BEGIN
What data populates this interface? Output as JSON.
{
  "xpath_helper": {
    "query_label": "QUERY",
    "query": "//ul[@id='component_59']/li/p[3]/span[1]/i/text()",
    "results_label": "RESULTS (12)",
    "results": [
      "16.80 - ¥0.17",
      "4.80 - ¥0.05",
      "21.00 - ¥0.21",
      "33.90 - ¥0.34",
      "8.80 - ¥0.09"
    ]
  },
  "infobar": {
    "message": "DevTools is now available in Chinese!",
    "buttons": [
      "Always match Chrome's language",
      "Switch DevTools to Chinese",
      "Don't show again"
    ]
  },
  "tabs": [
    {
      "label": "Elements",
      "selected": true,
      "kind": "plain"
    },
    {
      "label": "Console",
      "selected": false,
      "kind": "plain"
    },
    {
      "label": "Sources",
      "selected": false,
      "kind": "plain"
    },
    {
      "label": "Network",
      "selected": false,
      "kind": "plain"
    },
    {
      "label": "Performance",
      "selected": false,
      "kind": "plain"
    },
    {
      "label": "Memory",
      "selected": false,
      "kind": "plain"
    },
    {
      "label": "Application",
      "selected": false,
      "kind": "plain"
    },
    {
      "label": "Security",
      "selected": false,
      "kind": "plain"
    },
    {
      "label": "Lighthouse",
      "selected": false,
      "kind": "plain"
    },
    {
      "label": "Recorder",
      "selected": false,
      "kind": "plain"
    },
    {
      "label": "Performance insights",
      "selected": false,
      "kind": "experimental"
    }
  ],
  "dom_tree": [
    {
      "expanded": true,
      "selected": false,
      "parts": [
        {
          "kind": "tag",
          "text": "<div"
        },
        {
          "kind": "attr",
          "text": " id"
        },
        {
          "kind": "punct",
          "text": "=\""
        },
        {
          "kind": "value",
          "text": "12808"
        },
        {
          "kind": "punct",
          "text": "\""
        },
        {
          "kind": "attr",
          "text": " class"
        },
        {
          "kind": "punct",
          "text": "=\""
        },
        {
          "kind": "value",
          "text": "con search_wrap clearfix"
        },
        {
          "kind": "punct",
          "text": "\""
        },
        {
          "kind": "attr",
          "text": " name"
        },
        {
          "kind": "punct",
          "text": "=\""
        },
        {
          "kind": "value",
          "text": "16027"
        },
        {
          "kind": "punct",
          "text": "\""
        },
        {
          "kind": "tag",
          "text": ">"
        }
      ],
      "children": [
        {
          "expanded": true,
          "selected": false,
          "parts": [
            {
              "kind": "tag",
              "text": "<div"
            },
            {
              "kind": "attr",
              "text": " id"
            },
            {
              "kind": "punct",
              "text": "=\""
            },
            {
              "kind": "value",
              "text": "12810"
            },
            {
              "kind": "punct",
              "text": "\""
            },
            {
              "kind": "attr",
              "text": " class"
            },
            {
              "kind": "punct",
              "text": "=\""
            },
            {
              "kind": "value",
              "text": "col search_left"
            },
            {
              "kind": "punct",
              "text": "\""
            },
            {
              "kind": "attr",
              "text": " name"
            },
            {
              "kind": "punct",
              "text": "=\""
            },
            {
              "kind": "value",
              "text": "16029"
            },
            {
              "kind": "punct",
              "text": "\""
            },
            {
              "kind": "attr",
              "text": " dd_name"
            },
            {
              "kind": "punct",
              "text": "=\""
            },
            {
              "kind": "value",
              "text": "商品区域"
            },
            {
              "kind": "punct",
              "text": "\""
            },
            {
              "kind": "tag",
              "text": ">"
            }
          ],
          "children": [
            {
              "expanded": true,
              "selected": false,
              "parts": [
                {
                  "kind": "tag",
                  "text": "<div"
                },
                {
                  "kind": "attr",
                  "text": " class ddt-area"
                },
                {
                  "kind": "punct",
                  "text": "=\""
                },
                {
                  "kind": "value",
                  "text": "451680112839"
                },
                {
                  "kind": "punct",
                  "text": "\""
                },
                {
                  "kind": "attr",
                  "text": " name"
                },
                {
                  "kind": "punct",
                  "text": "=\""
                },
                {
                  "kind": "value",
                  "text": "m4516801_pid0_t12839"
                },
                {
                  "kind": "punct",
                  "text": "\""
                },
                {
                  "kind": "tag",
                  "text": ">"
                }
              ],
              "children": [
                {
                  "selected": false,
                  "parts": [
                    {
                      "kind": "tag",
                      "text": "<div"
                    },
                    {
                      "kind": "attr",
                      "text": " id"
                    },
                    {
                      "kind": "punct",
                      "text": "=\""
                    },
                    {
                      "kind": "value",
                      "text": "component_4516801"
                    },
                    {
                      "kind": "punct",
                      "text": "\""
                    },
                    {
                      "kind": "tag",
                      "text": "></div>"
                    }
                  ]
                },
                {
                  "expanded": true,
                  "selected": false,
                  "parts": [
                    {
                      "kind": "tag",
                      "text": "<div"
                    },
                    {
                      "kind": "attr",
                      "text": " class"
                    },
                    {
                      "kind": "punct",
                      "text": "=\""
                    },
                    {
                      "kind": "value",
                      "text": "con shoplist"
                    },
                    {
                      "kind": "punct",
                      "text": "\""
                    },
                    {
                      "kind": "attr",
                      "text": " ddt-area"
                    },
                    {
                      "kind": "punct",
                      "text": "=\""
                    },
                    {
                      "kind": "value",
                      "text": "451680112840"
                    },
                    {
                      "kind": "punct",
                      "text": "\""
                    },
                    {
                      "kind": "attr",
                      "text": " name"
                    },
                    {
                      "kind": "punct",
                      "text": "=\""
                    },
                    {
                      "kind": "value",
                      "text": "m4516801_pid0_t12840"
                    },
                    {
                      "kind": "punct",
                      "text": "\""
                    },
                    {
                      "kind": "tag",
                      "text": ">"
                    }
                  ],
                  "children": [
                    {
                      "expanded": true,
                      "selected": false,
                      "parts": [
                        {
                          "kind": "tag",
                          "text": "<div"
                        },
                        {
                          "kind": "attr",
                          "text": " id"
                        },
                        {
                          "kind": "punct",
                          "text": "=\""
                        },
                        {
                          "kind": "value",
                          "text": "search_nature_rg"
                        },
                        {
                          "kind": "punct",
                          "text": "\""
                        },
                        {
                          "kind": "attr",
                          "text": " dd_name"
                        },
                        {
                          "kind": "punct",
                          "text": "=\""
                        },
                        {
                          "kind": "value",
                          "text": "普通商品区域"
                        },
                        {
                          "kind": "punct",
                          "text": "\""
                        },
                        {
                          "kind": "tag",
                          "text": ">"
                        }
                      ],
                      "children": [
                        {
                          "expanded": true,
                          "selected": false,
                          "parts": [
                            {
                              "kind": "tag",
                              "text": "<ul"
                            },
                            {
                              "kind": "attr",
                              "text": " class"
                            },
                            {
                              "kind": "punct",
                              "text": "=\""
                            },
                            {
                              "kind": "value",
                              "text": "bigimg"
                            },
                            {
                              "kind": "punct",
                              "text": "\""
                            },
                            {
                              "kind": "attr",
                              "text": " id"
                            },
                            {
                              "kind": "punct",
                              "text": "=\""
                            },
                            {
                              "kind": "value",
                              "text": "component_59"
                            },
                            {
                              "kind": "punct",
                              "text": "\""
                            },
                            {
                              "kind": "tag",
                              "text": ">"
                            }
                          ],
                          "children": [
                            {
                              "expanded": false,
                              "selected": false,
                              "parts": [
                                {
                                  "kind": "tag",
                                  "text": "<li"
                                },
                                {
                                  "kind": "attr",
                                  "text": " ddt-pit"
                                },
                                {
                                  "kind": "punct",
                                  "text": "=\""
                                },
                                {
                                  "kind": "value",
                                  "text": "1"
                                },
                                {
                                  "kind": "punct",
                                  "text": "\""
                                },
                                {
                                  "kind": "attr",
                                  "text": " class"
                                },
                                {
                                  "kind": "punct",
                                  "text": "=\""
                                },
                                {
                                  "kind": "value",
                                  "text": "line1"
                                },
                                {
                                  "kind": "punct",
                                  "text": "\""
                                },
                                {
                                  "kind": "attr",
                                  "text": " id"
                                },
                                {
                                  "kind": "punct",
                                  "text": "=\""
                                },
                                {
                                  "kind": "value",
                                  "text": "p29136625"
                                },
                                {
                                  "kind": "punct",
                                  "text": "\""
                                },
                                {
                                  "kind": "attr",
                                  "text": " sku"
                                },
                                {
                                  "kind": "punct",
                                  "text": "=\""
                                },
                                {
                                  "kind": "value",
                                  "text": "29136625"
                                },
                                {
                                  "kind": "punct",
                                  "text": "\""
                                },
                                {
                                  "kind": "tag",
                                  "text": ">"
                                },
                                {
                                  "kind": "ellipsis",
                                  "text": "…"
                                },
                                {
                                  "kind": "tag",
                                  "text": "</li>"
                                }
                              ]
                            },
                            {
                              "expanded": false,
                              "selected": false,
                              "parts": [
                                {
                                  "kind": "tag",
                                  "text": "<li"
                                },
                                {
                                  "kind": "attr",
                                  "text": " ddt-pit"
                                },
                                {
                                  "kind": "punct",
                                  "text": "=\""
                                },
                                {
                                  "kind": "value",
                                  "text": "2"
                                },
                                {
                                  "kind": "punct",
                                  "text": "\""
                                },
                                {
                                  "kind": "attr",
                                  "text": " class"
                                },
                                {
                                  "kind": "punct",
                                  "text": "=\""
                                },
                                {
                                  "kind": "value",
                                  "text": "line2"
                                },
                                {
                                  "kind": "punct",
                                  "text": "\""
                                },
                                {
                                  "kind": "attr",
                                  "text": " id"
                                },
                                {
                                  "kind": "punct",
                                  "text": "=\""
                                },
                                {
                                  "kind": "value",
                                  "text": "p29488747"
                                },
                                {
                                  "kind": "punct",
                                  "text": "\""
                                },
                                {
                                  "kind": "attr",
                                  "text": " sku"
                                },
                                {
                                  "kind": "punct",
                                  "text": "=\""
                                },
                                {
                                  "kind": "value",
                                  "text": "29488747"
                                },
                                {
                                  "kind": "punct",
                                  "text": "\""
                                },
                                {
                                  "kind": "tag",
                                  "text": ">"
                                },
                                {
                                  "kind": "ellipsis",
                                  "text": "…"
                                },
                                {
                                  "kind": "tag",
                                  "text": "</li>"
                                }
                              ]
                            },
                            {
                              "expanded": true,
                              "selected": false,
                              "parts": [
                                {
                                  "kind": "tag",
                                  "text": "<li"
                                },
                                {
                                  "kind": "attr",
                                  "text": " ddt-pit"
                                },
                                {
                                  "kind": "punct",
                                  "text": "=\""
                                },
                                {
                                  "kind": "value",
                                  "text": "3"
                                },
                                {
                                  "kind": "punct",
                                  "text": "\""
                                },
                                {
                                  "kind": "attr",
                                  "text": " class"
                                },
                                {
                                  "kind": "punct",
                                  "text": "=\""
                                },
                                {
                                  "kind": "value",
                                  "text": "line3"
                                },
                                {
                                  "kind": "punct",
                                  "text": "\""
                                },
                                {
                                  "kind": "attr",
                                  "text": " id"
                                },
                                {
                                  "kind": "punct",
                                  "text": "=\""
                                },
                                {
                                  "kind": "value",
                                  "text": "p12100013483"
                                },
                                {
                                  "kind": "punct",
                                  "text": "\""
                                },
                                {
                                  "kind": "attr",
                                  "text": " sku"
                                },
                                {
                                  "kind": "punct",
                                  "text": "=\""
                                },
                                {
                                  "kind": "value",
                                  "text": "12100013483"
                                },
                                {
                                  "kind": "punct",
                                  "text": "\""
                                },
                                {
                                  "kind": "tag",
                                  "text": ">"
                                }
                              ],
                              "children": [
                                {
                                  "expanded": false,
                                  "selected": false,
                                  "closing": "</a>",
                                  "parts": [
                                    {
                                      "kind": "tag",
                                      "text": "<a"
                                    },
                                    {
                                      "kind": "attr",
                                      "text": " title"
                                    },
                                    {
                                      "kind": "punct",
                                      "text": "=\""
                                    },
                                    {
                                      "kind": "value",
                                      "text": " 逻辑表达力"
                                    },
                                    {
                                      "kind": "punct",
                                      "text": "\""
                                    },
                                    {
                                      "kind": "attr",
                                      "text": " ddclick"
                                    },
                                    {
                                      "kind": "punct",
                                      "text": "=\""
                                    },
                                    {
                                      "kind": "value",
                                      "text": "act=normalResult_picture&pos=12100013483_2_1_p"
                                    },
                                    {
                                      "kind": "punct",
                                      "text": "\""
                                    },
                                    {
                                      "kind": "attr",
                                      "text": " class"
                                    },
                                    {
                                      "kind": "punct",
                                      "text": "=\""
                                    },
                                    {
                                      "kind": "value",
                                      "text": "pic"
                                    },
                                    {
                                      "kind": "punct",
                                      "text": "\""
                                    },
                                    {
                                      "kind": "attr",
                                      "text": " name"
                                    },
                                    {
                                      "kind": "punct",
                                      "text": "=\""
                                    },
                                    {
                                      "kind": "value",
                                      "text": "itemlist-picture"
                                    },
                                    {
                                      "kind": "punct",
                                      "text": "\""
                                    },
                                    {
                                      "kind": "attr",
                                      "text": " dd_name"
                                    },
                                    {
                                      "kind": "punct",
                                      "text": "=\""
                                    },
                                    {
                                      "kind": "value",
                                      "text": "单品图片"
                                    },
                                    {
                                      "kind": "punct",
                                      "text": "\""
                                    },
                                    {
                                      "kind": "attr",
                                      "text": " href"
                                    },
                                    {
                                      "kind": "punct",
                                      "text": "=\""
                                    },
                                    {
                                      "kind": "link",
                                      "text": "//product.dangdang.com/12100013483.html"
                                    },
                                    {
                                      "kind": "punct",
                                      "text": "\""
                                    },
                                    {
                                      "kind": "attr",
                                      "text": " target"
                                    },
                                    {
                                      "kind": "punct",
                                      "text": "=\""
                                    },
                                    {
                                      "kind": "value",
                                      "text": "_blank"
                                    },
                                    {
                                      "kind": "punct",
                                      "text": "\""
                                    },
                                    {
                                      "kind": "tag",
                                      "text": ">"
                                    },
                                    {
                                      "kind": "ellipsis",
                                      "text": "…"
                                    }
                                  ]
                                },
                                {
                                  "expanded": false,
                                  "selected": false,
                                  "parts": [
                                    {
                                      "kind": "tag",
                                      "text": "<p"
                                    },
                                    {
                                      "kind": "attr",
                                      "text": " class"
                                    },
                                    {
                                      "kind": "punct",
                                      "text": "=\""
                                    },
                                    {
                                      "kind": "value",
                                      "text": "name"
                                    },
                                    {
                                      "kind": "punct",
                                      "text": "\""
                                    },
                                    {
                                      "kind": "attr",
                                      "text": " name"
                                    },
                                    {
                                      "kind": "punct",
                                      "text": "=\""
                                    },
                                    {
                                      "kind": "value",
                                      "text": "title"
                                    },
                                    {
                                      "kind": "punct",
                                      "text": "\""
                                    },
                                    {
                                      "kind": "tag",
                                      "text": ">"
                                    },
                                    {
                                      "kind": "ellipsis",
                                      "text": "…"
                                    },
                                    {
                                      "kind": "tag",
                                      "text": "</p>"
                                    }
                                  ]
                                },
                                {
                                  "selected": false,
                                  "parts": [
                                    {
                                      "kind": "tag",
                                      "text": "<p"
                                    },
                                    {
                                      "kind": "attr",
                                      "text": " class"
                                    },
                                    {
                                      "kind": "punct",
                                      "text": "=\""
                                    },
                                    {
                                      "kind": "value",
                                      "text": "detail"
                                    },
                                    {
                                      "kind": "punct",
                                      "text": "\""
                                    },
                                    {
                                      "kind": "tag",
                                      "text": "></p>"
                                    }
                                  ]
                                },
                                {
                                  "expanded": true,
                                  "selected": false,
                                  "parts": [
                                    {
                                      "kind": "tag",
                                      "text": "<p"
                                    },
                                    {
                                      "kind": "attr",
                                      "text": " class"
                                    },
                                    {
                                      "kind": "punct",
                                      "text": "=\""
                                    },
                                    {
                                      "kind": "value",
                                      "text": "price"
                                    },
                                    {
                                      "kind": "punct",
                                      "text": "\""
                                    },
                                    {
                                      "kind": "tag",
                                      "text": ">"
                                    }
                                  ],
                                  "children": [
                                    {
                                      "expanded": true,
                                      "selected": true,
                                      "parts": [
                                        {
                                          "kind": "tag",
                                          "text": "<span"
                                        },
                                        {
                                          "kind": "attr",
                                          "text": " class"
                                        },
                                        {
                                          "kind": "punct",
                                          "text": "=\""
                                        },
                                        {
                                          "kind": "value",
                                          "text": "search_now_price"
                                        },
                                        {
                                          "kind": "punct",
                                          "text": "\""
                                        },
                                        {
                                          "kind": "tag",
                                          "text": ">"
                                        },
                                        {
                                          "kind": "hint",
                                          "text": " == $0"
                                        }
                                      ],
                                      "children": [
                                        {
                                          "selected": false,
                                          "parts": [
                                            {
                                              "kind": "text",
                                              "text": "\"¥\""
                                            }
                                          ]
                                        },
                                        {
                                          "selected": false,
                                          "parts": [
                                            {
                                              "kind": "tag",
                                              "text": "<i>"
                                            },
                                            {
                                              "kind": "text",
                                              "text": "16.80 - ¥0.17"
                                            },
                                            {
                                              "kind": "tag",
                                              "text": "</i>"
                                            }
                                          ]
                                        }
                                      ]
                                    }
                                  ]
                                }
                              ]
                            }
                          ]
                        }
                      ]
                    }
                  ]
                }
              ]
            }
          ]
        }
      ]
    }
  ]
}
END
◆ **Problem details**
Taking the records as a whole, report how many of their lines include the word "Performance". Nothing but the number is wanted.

◆ **Exercise solution**
2